Factors affecting uptake of bowel screening
Session type: Poster / e-Poster / Silent Theatre session
Uptake of bowel screening has been lower than hoped in Wales. We aimed to characterise eligible individuals invited for screening who are at high risk of developing bowel cancer and who do not take up screening, and to try to identify opportunities for encouraging them to be screened through routine contact with health professionals.
Data for the first year of the Bowel Screening Wales programme were linked to breast and cervical screening data, in-patient and out-patient data and GP records held in the Secure Anonymised Information Linkage system in Swansea University. Responders and non-responders were compared for 12 months either side of the screening invitation with respect to demographic, geographical and clinical characteristics. High risk groups of diabetic and obese subjects, identified through Read codes in GP records, were examined as well as those who took up the offer of the influenza vaccination and who shared a residence with another invitee.
The overall uptake was 54.5% in 170,085 subjects invited for screening. Uptake was much higher (61.4%) in those aged 65 to 69 who had an influenza vaccination than in those who did not (44.1%). Uptake was slightly higher (58.8%) in subjects who shared a residence with another invitee than in those who did not (53.4%). Subjects with diabetes were less likely to be screened (52.1%) compared to those without diabetes (55.7%). Subjects who were obese were less likely to be screened (52.9%) than non-obese subjects (55.2%). This was more marked in women than men.
This early work has identified a number of differences between responders and non-responders.
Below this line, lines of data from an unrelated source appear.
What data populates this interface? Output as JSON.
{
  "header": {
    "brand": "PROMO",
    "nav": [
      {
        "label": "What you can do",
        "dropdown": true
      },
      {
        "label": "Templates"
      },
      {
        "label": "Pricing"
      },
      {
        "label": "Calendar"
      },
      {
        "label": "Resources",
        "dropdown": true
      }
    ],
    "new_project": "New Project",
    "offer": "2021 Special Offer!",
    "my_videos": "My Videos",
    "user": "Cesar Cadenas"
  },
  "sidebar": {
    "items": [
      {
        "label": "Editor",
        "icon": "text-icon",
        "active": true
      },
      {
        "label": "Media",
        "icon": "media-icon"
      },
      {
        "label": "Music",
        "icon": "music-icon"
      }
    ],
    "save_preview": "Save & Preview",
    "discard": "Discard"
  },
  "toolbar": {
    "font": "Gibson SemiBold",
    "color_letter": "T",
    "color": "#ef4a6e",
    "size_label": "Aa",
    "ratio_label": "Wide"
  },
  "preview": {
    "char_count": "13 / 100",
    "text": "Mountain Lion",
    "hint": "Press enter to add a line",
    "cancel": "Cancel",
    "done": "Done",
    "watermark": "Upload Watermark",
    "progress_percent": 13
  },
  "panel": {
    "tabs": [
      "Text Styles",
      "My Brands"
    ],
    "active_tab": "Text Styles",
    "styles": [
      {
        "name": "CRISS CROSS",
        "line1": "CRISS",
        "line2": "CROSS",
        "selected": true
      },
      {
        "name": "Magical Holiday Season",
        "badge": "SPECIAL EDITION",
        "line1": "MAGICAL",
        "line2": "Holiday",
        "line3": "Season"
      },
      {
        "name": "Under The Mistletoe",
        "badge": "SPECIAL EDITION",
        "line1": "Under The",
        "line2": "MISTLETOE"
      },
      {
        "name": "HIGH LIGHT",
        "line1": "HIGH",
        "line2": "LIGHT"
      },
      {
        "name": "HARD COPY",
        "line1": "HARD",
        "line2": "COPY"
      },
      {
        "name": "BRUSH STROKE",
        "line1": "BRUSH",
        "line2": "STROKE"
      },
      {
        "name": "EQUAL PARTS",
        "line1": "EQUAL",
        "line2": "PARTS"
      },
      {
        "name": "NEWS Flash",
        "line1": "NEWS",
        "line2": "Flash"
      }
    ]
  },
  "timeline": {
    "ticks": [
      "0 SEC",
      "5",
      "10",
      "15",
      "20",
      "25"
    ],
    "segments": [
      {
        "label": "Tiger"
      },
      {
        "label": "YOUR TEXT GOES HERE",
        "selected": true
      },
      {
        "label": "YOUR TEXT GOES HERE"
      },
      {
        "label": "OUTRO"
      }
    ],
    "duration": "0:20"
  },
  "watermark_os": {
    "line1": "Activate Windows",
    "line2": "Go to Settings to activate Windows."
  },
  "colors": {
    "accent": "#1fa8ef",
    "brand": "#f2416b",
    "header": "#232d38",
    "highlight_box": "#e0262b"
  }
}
Results show potential to encourage screening among subjects with diabetes. Future work will examine health service contacts in more detail and identify strategies for targeting subjects to increase bowel screening uptake.